### WHAT IS NEEDED
For each line below that contains the word "Researching", make a copy.

(Data items)
------------------------------------------------------------------------

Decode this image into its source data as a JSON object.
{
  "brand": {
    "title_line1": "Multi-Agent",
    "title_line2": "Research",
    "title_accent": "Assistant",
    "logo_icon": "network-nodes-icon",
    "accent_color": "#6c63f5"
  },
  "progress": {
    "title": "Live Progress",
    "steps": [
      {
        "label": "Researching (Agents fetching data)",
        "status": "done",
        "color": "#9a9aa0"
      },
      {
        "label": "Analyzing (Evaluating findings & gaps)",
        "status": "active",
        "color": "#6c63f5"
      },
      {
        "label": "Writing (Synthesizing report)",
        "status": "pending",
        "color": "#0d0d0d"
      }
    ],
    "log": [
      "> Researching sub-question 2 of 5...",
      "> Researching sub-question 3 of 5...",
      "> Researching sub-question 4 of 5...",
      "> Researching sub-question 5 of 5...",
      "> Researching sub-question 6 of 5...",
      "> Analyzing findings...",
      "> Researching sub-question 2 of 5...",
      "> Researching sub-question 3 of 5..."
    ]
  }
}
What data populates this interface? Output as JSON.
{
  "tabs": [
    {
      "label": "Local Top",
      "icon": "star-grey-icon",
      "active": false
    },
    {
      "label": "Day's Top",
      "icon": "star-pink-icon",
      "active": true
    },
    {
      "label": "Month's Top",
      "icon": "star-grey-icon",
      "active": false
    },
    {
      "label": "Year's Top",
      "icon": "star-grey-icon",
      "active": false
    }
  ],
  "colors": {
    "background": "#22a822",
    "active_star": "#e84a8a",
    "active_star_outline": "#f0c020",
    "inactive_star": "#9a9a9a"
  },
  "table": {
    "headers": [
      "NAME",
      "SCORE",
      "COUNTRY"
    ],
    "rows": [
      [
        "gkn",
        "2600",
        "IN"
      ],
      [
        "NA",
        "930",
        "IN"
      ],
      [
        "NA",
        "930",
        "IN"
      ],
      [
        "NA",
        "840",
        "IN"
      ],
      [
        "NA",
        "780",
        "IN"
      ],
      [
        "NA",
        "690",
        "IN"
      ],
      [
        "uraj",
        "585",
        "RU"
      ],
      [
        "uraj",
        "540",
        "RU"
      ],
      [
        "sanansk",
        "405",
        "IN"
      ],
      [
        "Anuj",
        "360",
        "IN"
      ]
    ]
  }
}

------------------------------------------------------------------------

### RESULT
        "label": "Researching (Agents fetching data)",
      "> Researching sub-question 2 of 5...",
      "> Researching sub-question 3 of 5...",
      "> Researching sub-question 4 of 5...",
      "> Researching sub-question 5 of 5...",
      "> Researching sub-question 6 of 5...",
      "> Researching sub-question 2 of 5...",
      "> Researching sub-question 3 of 5..."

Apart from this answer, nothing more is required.